ePad Technology

ePad Device



The ePad device takes the form of a near-vertical multi-touch display, as shown in the image on the right. A person can interact with this display by directly touching it with their hands and fingers, as well as physical objects (e.g., a paintbrush). There has been a recent surge in research that enables this type of multitouch interaction (e.g. ThinSight, Microsoft Surface), and each of these techniques has in common that the hands, fingers, and/or objects are illuminated by infrared light, and a camera sensitive to that light can therefore detect their movement on the surface of the screen.

In the next iteration of ePad project, we will will use a combination of the results from our previous work and consultation with art therapists to determine the appropriate hardware setup. The device will be made so it can be easily dismantled and transported, or can be used in other configurations (e.g. on a tabletop).

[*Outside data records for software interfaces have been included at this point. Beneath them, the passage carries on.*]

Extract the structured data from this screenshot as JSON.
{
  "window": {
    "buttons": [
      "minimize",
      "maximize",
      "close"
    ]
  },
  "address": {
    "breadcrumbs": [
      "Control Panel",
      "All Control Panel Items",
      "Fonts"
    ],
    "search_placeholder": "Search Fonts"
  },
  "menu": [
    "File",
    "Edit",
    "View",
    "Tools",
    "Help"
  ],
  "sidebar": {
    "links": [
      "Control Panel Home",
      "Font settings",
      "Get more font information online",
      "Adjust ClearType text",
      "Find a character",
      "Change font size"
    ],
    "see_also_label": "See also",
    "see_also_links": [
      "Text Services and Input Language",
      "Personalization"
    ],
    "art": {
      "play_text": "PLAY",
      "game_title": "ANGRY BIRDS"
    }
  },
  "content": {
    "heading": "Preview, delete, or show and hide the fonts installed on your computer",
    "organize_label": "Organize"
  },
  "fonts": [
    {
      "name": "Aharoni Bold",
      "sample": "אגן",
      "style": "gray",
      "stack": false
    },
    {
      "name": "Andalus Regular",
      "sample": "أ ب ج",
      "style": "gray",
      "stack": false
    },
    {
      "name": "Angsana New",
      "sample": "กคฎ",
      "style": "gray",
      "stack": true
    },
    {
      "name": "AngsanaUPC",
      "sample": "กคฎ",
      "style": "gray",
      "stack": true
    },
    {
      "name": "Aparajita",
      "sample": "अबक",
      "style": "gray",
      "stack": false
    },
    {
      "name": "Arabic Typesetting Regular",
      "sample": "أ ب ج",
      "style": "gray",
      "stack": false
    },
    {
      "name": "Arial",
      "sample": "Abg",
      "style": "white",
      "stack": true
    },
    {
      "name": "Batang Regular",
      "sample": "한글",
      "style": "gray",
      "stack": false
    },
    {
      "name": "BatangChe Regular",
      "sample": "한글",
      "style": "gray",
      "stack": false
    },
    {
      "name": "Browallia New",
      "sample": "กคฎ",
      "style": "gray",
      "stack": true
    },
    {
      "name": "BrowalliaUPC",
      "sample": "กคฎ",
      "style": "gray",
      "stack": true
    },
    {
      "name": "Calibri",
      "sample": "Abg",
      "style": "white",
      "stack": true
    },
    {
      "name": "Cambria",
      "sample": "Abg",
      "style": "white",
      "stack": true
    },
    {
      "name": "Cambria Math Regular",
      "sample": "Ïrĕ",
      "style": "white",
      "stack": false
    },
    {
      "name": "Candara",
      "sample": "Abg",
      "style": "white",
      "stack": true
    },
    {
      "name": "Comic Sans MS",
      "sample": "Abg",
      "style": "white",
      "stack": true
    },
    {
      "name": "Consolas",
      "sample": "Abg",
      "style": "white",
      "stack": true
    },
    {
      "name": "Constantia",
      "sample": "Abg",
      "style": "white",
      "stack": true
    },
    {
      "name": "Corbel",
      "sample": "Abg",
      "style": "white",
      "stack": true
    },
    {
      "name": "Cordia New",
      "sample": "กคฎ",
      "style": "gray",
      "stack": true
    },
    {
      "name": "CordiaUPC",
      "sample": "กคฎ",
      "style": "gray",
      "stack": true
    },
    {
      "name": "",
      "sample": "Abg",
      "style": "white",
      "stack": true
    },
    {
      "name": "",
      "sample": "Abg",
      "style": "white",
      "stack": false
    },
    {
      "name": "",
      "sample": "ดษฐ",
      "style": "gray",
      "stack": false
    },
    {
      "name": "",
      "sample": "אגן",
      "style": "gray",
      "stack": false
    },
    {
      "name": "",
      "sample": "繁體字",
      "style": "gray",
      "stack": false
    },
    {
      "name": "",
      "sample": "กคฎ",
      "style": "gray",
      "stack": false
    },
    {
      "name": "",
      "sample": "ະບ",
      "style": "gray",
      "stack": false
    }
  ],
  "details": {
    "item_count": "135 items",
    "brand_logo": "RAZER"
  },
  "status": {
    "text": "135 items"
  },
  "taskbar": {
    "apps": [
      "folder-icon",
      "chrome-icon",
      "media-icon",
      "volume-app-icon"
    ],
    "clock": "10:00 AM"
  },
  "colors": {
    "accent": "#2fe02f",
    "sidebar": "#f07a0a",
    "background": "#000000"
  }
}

The application running on ePad device provides art therapists with an opportunity to create an interface suitable for a particular user. There is a number of "widgets" provided by default (e.g. paintbrush tool, pencil tool, colour palette, etc.). In the future will will provide an online service from which new types of widgets can be downloaded (i.e., an "App Store").

The device saves the created paintings and can be attached to a printer for saving hard copies of the artwork, it also maintains logs of each session and produce summary reports for therapist assessments.

Artificial Intelligence

The system uses an Artificial Intelligence (AI) backend based on a partially observable Markov decision process (POMDP) that can estimate a user’s engagement. The POMDP can learn how a person’s engagement is a function of their activity, and can then adapt its choices of interface presentation and art activities to improve the level of engagement, as explored in our previous work (see Publications for more information).

The touch screen and speakers are used to display audio-visual prompts to the user for motivation or guidance. An art therapist has full control over the usage of the prompts and may create new ones. Some of the examples of available prompts are: playing a recording of the therapist's voice, placing a background image on the drawing canvas, flashing a button. Finally, a digital video camera is used for tracking the user’s face to monitor the level of engagement.